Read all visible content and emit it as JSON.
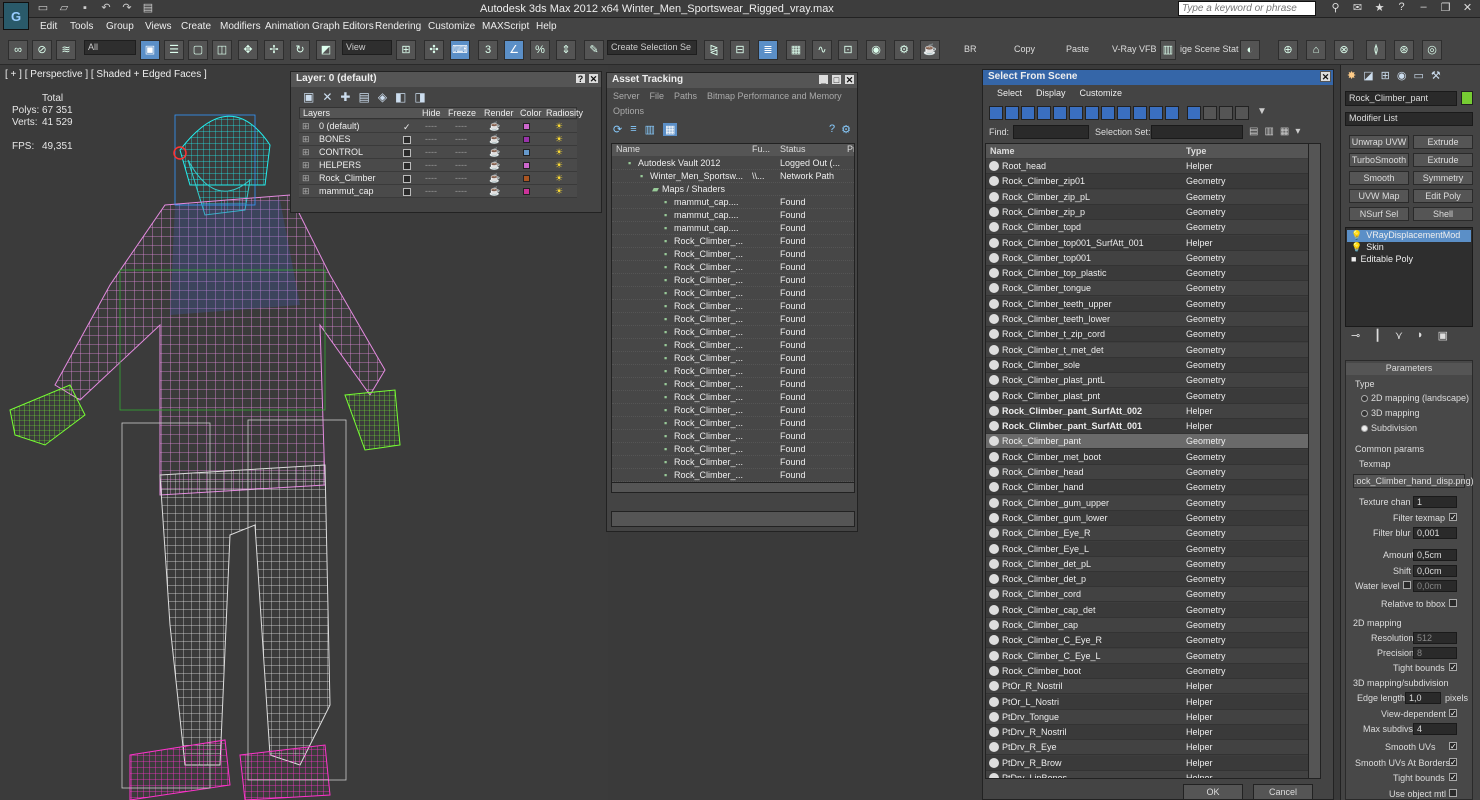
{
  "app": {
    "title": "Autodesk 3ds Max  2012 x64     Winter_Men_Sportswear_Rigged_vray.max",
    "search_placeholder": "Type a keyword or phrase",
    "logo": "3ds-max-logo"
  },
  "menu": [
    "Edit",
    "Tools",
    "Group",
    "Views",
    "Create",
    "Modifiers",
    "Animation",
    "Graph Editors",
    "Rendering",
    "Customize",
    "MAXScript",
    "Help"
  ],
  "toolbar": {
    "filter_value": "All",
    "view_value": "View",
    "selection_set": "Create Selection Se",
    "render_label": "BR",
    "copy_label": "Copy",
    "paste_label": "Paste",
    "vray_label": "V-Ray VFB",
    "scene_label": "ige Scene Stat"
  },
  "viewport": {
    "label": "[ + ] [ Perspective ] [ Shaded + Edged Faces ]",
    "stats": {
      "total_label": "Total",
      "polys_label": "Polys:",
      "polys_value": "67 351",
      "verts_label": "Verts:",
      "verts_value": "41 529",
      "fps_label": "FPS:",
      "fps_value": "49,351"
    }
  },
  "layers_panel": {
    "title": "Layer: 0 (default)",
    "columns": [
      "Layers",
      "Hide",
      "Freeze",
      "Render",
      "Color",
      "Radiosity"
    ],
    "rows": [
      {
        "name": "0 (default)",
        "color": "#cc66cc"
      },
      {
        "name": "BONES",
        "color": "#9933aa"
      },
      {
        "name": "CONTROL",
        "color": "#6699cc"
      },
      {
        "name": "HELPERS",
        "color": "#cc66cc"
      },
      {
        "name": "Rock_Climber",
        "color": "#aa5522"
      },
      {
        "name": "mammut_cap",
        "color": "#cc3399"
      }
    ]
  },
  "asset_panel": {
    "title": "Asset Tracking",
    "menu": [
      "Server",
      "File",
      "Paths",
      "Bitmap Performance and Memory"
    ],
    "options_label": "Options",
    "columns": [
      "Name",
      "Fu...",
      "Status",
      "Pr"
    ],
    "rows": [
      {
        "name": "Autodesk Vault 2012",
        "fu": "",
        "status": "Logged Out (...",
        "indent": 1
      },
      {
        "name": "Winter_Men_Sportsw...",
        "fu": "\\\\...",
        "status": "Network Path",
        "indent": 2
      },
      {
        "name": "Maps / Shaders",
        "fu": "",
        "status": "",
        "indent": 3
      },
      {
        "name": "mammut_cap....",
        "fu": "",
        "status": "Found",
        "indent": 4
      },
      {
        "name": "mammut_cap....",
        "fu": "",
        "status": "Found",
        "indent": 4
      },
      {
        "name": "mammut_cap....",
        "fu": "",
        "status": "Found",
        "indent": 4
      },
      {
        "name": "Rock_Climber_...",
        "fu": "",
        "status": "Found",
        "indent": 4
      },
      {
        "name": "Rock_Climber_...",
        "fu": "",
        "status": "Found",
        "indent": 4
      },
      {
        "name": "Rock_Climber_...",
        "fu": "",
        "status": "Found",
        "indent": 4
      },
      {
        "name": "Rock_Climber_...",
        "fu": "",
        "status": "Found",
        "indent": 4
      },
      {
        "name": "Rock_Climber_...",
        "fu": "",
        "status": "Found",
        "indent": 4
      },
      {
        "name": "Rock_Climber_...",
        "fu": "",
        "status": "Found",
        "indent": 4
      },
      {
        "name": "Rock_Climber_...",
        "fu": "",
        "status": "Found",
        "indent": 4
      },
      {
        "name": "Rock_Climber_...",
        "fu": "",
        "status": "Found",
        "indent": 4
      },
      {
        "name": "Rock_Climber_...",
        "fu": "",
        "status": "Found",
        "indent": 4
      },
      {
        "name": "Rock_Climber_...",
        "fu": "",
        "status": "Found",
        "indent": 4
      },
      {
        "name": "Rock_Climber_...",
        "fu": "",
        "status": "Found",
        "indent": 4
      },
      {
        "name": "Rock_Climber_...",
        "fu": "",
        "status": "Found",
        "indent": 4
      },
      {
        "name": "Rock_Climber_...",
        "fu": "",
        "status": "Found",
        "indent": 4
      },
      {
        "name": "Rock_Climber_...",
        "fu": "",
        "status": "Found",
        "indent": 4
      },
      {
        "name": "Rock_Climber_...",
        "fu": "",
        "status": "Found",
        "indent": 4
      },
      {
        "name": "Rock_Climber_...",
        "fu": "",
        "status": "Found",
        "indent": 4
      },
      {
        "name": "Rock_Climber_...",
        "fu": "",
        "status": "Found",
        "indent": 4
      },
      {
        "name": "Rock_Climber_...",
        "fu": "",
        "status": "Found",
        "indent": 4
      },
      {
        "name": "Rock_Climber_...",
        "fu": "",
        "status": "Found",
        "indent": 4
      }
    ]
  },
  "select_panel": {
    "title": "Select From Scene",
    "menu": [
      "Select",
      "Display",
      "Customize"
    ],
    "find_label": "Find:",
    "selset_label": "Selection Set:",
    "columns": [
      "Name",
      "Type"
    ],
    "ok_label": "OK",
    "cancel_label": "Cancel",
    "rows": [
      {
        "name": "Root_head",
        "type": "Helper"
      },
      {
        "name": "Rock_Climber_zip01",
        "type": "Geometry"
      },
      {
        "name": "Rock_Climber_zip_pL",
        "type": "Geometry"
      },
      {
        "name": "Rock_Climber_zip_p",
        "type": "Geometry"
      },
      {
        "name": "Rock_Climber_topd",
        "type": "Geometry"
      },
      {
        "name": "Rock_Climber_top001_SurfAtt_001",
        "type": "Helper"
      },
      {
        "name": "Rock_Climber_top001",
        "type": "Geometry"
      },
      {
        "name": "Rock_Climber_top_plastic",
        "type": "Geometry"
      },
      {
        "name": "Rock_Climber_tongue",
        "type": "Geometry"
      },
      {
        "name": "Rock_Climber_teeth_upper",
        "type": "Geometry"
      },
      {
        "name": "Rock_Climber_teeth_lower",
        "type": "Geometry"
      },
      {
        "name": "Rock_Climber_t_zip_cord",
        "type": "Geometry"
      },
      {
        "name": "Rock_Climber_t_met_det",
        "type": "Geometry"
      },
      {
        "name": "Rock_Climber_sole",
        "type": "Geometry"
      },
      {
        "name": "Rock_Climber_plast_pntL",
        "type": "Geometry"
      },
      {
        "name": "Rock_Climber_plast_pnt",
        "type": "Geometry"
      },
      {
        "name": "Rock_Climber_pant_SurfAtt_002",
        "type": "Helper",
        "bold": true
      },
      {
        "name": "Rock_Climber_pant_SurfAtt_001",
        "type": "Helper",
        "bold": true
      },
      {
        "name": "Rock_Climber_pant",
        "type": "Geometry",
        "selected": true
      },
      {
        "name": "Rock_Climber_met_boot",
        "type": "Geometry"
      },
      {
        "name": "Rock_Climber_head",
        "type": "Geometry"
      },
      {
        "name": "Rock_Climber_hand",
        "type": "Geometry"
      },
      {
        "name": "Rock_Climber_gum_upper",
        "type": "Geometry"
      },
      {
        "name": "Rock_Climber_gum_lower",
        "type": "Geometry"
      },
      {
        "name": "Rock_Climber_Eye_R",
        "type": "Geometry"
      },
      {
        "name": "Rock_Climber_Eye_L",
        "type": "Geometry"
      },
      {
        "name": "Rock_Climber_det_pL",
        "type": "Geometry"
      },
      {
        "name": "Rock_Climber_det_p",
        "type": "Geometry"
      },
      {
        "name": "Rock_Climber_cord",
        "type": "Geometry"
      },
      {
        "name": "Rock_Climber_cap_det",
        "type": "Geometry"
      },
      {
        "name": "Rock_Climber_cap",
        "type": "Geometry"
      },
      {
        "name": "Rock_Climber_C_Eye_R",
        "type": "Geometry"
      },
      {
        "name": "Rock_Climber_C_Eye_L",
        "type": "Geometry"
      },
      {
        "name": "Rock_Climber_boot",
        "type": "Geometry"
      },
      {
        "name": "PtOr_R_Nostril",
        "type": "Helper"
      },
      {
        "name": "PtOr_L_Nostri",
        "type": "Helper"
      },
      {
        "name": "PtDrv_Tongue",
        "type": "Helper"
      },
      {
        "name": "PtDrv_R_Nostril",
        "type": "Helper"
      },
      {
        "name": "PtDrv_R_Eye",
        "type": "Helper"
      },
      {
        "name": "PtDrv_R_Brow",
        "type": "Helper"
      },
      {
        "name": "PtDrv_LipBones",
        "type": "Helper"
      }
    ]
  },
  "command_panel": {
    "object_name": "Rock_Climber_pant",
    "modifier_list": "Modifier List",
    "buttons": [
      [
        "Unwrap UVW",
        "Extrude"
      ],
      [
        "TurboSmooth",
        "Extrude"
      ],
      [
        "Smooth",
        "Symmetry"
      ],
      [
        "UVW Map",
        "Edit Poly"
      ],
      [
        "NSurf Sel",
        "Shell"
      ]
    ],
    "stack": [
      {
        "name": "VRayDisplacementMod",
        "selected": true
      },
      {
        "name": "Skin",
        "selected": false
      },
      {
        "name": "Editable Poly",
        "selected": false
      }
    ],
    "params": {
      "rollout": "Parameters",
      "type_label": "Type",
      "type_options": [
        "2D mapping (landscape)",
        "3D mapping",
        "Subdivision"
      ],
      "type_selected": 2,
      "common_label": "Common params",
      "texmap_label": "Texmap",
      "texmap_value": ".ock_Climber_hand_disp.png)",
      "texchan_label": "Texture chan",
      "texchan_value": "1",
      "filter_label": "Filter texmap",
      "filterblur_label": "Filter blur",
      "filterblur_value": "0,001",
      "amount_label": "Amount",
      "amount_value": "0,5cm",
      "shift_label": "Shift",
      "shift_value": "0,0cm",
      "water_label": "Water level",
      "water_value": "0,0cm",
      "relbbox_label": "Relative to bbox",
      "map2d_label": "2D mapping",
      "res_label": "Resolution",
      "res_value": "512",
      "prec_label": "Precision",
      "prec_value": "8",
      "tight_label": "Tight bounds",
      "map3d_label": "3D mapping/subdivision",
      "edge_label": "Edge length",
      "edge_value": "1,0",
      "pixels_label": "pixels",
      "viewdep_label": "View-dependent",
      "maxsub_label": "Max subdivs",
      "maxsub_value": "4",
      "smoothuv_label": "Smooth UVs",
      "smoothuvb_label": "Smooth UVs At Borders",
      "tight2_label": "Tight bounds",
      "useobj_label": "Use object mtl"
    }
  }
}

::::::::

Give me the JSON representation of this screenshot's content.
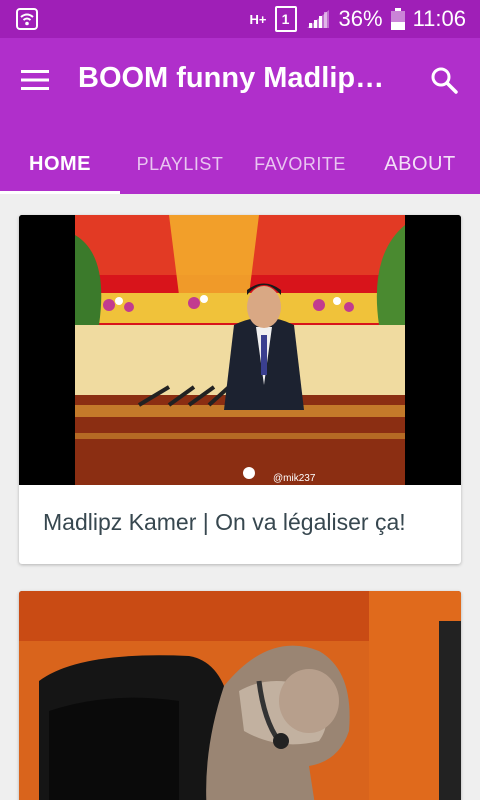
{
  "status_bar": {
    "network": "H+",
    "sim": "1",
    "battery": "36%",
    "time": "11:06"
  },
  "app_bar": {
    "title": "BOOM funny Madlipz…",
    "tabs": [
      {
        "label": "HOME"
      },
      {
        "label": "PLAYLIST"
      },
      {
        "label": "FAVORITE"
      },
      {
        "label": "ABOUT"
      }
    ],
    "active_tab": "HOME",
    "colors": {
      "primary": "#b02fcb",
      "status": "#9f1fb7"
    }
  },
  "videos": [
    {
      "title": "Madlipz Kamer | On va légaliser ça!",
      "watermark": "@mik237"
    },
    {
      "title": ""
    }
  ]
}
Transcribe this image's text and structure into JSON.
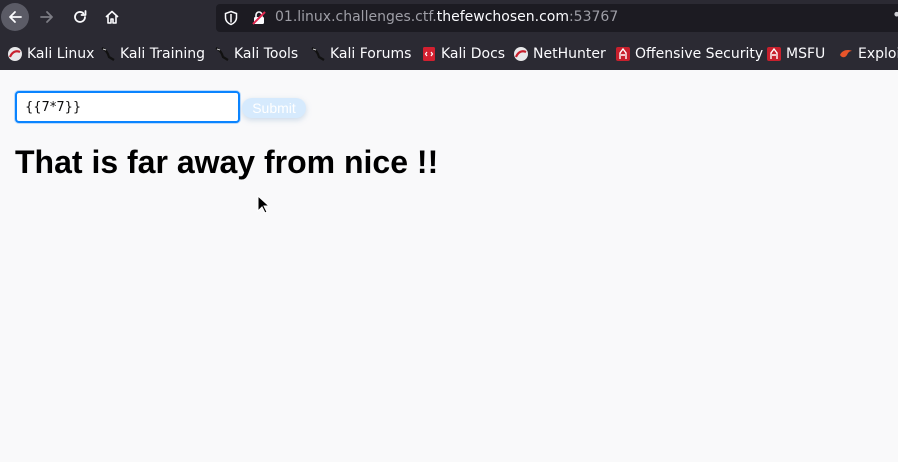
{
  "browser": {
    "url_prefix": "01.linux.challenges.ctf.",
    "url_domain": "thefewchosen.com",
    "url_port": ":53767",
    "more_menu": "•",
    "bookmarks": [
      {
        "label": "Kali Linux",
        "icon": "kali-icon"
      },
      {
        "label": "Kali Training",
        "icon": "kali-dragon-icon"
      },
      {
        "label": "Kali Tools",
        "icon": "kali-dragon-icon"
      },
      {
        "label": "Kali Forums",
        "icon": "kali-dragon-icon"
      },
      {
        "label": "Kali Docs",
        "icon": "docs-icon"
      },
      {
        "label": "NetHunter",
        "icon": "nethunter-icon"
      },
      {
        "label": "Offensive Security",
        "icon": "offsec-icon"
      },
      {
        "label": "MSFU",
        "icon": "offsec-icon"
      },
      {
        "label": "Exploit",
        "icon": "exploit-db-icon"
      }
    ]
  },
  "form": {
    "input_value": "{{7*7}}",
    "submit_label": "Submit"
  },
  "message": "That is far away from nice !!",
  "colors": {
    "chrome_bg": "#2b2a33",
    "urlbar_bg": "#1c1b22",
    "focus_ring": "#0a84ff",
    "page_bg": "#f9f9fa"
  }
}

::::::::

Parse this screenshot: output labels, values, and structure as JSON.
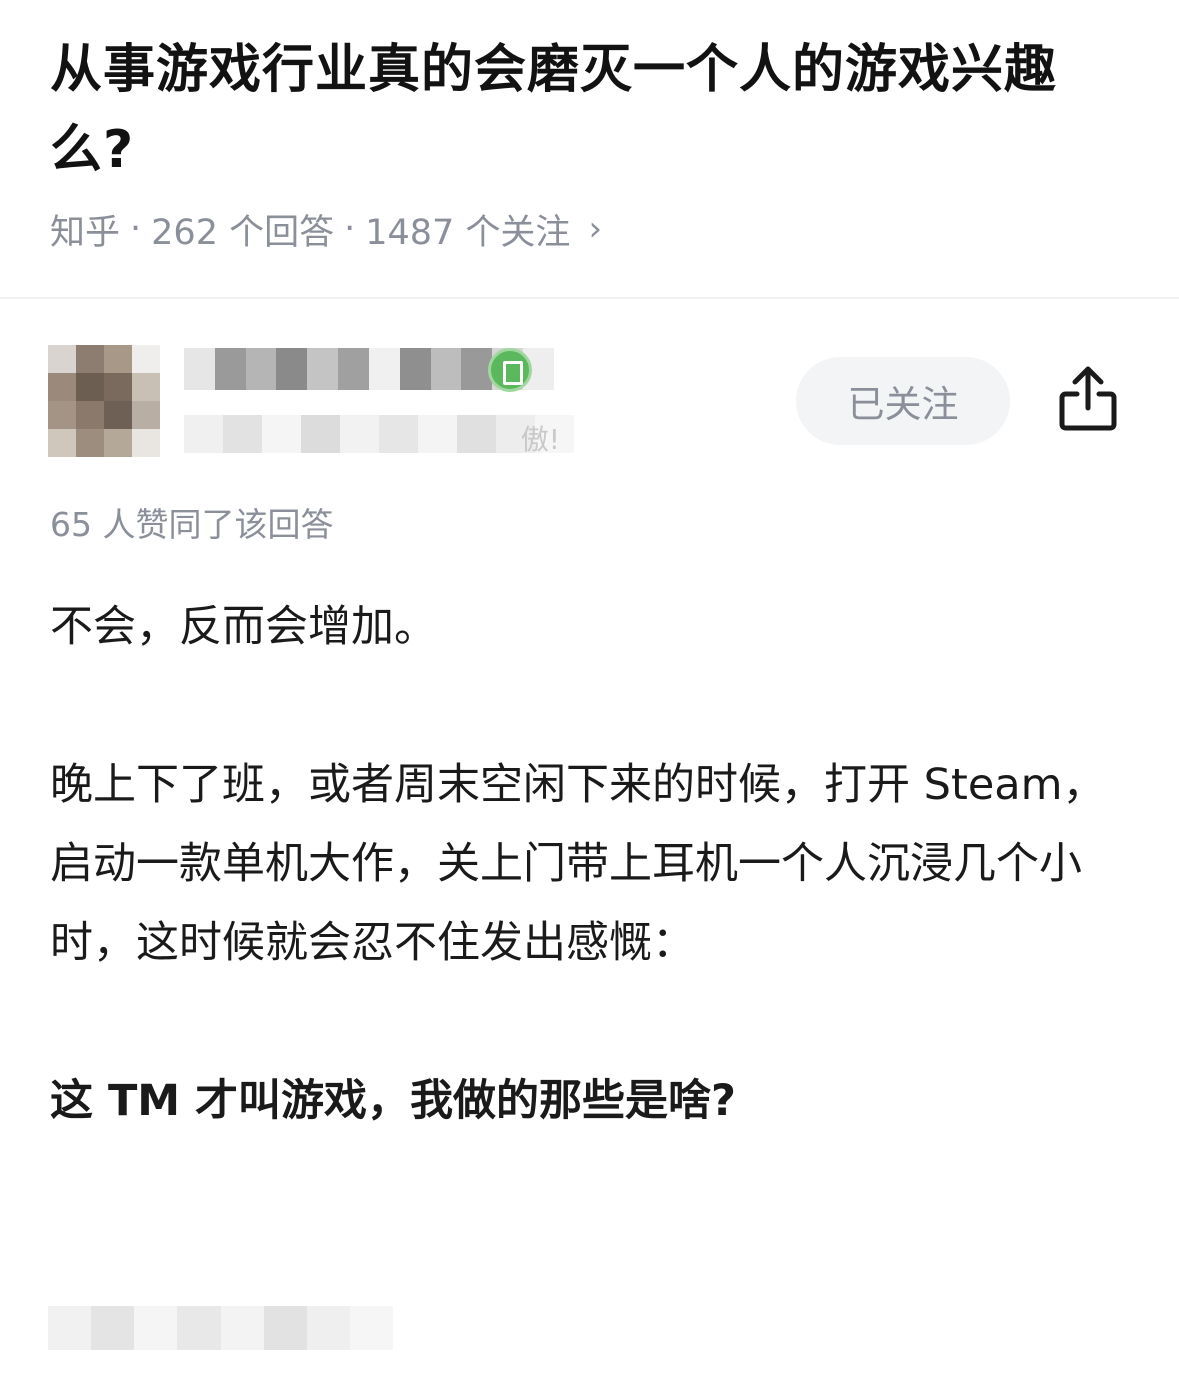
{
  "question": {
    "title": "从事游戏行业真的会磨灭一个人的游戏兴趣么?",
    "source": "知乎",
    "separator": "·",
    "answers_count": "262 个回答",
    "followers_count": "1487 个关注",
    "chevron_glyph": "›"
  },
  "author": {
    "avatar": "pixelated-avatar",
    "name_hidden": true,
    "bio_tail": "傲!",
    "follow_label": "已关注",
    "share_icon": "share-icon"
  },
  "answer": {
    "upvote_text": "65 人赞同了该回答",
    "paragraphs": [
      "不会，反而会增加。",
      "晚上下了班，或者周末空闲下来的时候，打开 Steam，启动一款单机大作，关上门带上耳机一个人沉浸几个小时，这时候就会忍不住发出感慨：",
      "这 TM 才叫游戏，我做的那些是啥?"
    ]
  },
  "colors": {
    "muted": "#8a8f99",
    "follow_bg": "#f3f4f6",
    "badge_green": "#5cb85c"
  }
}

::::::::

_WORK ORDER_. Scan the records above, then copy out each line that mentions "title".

_EXERCISE SOLUTION_.
    "title": "Autodesk 3ds Max  2012 x64     Winter_Men_Sportswear_Rigged_vray.max",
    "title": "Layer: 0 (default)",
    "title": "Asset Tracking",
    "title": "Select From Scene",
    "title": "BOOM funny Madlipz…",
      "title": "Madlipz Kamer | On va légaliser ça!",
      "title": ""
    "title": "从事游戏行业真的会磨灭一个人的游戏兴趣么?",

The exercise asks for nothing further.